ACE Team, creators of outlandish first-person brawler Zeno Clash, have finally delivered a sequel. Players of the original will be pleased to know that questions will be answered, and people that haven’t yet done so should definitely go experience the original Zeno Clash. Aside from its predecessor, of course, the real question is that of how well Zeno Clash II measures up.
The story follows our former-corwid (insane forest-dweller) Ghat and his psuedo-sister Rimat though the bizarre world of Zenozoik as they attempt to uncover the truth behind the demented patriarch responsible for their unusual upbringing and the gravelly-voiced golem, who has brought unwelcome changes to Ghat and Rimat’s society. Thankfully, an overwhelming majority of Ghat’s problems can be solved by smashing their faces in, an art in which the man is an utter specialist.
While Zeno Clash II is playable in a co-op mode (in which if one player goes down, both fail), it is readily enjoyed as a solo experience. Traversing Zenozoik is one part exploration, two parts fighting. Unlike the original, ZCII provides large, open areas instead of limited, linear paths to which you are bound. For the curious adventurer, this means a huge plethora of collectibles, secrets, pickups, and weapons. Among the various findings are also skill totems, which give you skill points to spend on better stats in combat and the ability to bring stronger allies into battle with you.
The two parts combat are where things turn from “interesting” to “fascinating.” As you may have guessed, a majority of fighting is performed with your bare hands and feet. Ghat has a huge arsenal of combos and special moves at his disposal this time around, and unless you experiment a lot or attempt to find the most efficient ways to destroy enemies, the system can be a tad confusing. To make things more complex, heavy melee weapons such as hammers and ranged weapons like shotguns and pistols get thrown into the mix, whether found in caches or held by enemies. Lastly, Ghat acquires a few special tools through his journey that have the ability to drastically alter combat.
We are beyond fascinating at this point.
While I could spend hours analyzing the four special weapons Ghat earns, the final in particular strikes me as game making/breaking. A gauntlet that glows an eerie green, the link weapon allows you to select two objects, enemies, or a mix of both. As long as the two entities are linked, each will suffer everything that happens to the first.
This opens up a lot of possibilities. Say, for instance, that you link two enemies, then kick one of them off a cliff this-is-sparta style. The linked enemy will drop dead. Say you link a powerup totem and an enemy, then use the totem as a punching bag. The linked enemy will receive equal damage and knockback from every blow. Attacks that strike multiple targets hit linked enemies/objects twice – and no enemies are immune. At the same time, it’s not overpowered. There is still plenty of challenge to be had (in the absence of cliffs).
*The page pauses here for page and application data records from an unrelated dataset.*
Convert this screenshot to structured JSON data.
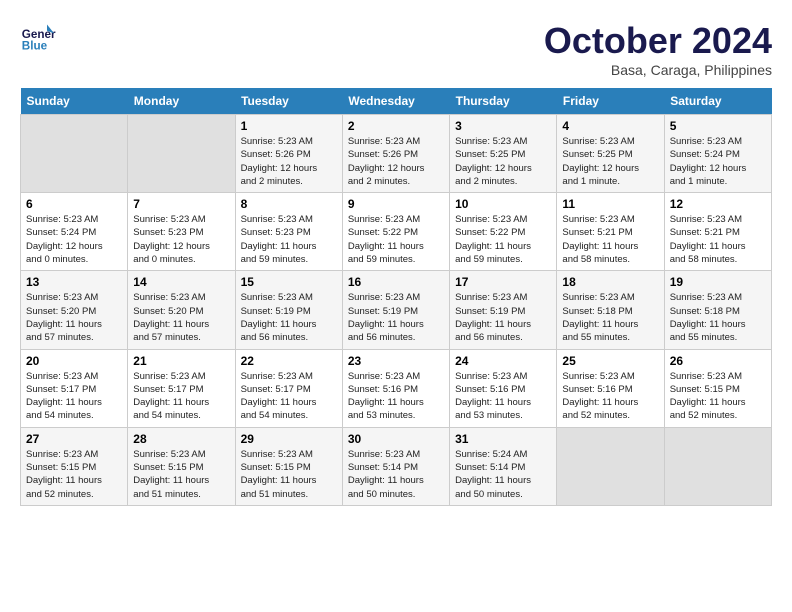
{
  "header": {
    "logo_general": "General",
    "logo_blue": "Blue",
    "month_title": "October 2024",
    "subtitle": "Basa, Caraga, Philippines"
  },
  "weekdays": [
    "Sunday",
    "Monday",
    "Tuesday",
    "Wednesday",
    "Thursday",
    "Friday",
    "Saturday"
  ],
  "weeks": [
    [
      {
        "day": "",
        "detail": ""
      },
      {
        "day": "",
        "detail": ""
      },
      {
        "day": "1",
        "detail": "Sunrise: 5:23 AM\nSunset: 5:26 PM\nDaylight: 12 hours\nand 2 minutes."
      },
      {
        "day": "2",
        "detail": "Sunrise: 5:23 AM\nSunset: 5:26 PM\nDaylight: 12 hours\nand 2 minutes."
      },
      {
        "day": "3",
        "detail": "Sunrise: 5:23 AM\nSunset: 5:25 PM\nDaylight: 12 hours\nand 2 minutes."
      },
      {
        "day": "4",
        "detail": "Sunrise: 5:23 AM\nSunset: 5:25 PM\nDaylight: 12 hours\nand 1 minute."
      },
      {
        "day": "5",
        "detail": "Sunrise: 5:23 AM\nSunset: 5:24 PM\nDaylight: 12 hours\nand 1 minute."
      }
    ],
    [
      {
        "day": "6",
        "detail": "Sunrise: 5:23 AM\nSunset: 5:24 PM\nDaylight: 12 hours\nand 0 minutes."
      },
      {
        "day": "7",
        "detail": "Sunrise: 5:23 AM\nSunset: 5:23 PM\nDaylight: 12 hours\nand 0 minutes."
      },
      {
        "day": "8",
        "detail": "Sunrise: 5:23 AM\nSunset: 5:23 PM\nDaylight: 11 hours\nand 59 minutes."
      },
      {
        "day": "9",
        "detail": "Sunrise: 5:23 AM\nSunset: 5:22 PM\nDaylight: 11 hours\nand 59 minutes."
      },
      {
        "day": "10",
        "detail": "Sunrise: 5:23 AM\nSunset: 5:22 PM\nDaylight: 11 hours\nand 59 minutes."
      },
      {
        "day": "11",
        "detail": "Sunrise: 5:23 AM\nSunset: 5:21 PM\nDaylight: 11 hours\nand 58 minutes."
      },
      {
        "day": "12",
        "detail": "Sunrise: 5:23 AM\nSunset: 5:21 PM\nDaylight: 11 hours\nand 58 minutes."
      }
    ],
    [
      {
        "day": "13",
        "detail": "Sunrise: 5:23 AM\nSunset: 5:20 PM\nDaylight: 11 hours\nand 57 minutes."
      },
      {
        "day": "14",
        "detail": "Sunrise: 5:23 AM\nSunset: 5:20 PM\nDaylight: 11 hours\nand 57 minutes."
      },
      {
        "day": "15",
        "detail": "Sunrise: 5:23 AM\nSunset: 5:19 PM\nDaylight: 11 hours\nand 56 minutes."
      },
      {
        "day": "16",
        "detail": "Sunrise: 5:23 AM\nSunset: 5:19 PM\nDaylight: 11 hours\nand 56 minutes."
      },
      {
        "day": "17",
        "detail": "Sunrise: 5:23 AM\nSunset: 5:19 PM\nDaylight: 11 hours\nand 56 minutes."
      },
      {
        "day": "18",
        "detail": "Sunrise: 5:23 AM\nSunset: 5:18 PM\nDaylight: 11 hours\nand 55 minutes."
      },
      {
        "day": "19",
        "detail": "Sunrise: 5:23 AM\nSunset: 5:18 PM\nDaylight: 11 hours\nand 55 minutes."
      }
    ],
    [
      {
        "day": "20",
        "detail": "Sunrise: 5:23 AM\nSunset: 5:17 PM\nDaylight: 11 hours\nand 54 minutes."
      },
      {
        "day": "21",
        "detail": "Sunrise: 5:23 AM\nSunset: 5:17 PM\nDaylight: 11 hours\nand 54 minutes."
      },
      {
        "day": "22",
        "detail": "Sunrise: 5:23 AM\nSunset: 5:17 PM\nDaylight: 11 hours\nand 54 minutes."
      },
      {
        "day": "23",
        "detail": "Sunrise: 5:23 AM\nSunset: 5:16 PM\nDaylight: 11 hours\nand 53 minutes."
      },
      {
        "day": "24",
        "detail": "Sunrise: 5:23 AM\nSunset: 5:16 PM\nDaylight: 11 hours\nand 53 minutes."
      },
      {
        "day": "25",
        "detail": "Sunrise: 5:23 AM\nSunset: 5:16 PM\nDaylight: 11 hours\nand 52 minutes."
      },
      {
        "day": "26",
        "detail": "Sunrise: 5:23 AM\nSunset: 5:15 PM\nDaylight: 11 hours\nand 52 minutes."
      }
    ],
    [
      {
        "day": "27",
        "detail": "Sunrise: 5:23 AM\nSunset: 5:15 PM\nDaylight: 11 hours\nand 52 minutes."
      },
      {
        "day": "28",
        "detail": "Sunrise: 5:23 AM\nSunset: 5:15 PM\nDaylight: 11 hours\nand 51 minutes."
      },
      {
        "day": "29",
        "detail": "Sunrise: 5:23 AM\nSunset: 5:15 PM\nDaylight: 11 hours\nand 51 minutes."
      },
      {
        "day": "30",
        "detail": "Sunrise: 5:23 AM\nSunset: 5:14 PM\nDaylight: 11 hours\nand 50 minutes."
      },
      {
        "day": "31",
        "detail": "Sunrise: 5:24 AM\nSunset: 5:14 PM\nDaylight: 11 hours\nand 50 minutes."
      },
      {
        "day": "",
        "detail": ""
      },
      {
        "day": "",
        "detail": ""
      }
    ]
  ]
}
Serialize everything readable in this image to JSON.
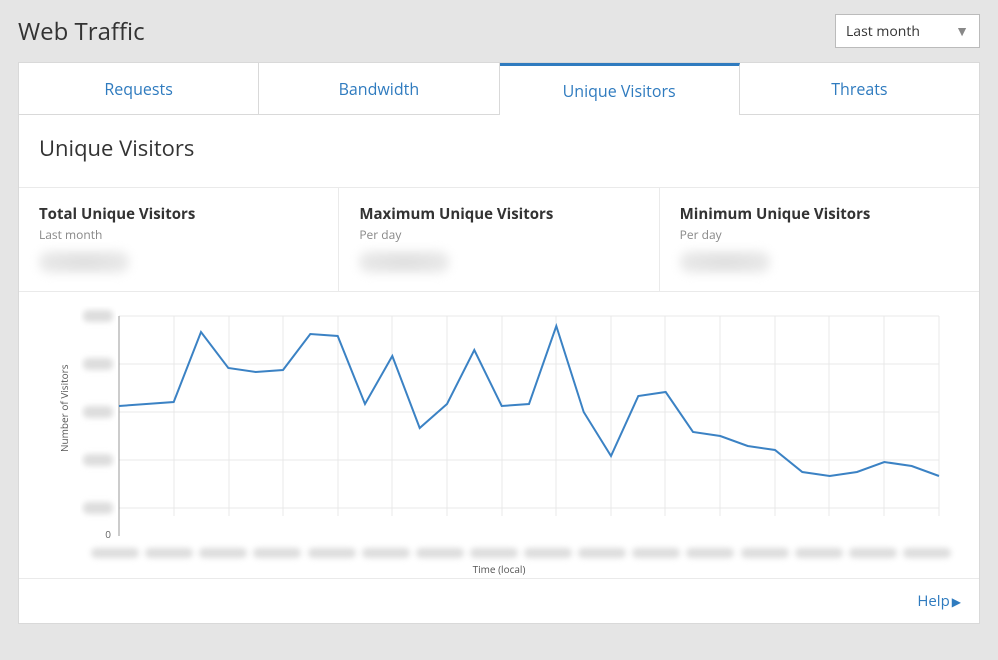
{
  "header": {
    "title": "Web Traffic"
  },
  "range_select": {
    "selected": "Last month"
  },
  "tabs": {
    "requests": "Requests",
    "bandwidth": "Bandwidth",
    "unique_visitors": "Unique Visitors",
    "threats": "Threats"
  },
  "section": {
    "title": "Unique Visitors"
  },
  "stats": {
    "total": {
      "title": "Total Unique Visitors",
      "sub": "Last month"
    },
    "max": {
      "title": "Maximum Unique Visitors",
      "sub": "Per day"
    },
    "min": {
      "title": "Minimum Unique Visitors",
      "sub": "Per day"
    }
  },
  "chart": {
    "ylabel": "Number of Visitors",
    "xlabel": "Time (local)",
    "y_zero": "0"
  },
  "help": {
    "label": "Help"
  },
  "chart_data": {
    "type": "line",
    "title": "Unique Visitors",
    "xlabel": "Time (local)",
    "ylabel": "Number of Visitors",
    "note": "Axis tick labels and exact values are blurred/redacted in the screenshot; values below are relative estimates (0–100 scale) read from the plotted line shape over 31 evenly-spaced days.",
    "x": [
      1,
      2,
      3,
      4,
      5,
      6,
      7,
      8,
      9,
      10,
      11,
      12,
      13,
      14,
      15,
      16,
      17,
      18,
      19,
      20,
      21,
      22,
      23,
      24,
      25,
      26,
      27,
      28,
      29,
      30,
      31
    ],
    "values": [
      55,
      56,
      57,
      92,
      74,
      72,
      73,
      91,
      90,
      56,
      80,
      44,
      56,
      83,
      55,
      56,
      95,
      52,
      30,
      60,
      62,
      42,
      40,
      35,
      33,
      22,
      20,
      22,
      27,
      25,
      20
    ],
    "ylim_relative": [
      0,
      100
    ]
  }
}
Zeno Clash II’s only downside is its unfortunate length. I spent a great deal of time exploring and seeking out hidden rewards, and still completed the campaign in under eight hours. Fortunately, between co-op functionality, a competitive campaign leaderboard, higher difficulties and a small array of side quests, this first-person brawler presents a decent amount of replayability, especially considering its somewhat meager price tag of $20.
As the exploration of a greatly expanded Zenozoik and the unique action Zeno Clash II presents are an iconic example of the potential of developers unhindered by demanding publishers, and as much overall fun as the game presents, Zeno Clash II is a must-have for adventurers and hardcore gamers alike. Highly recommend.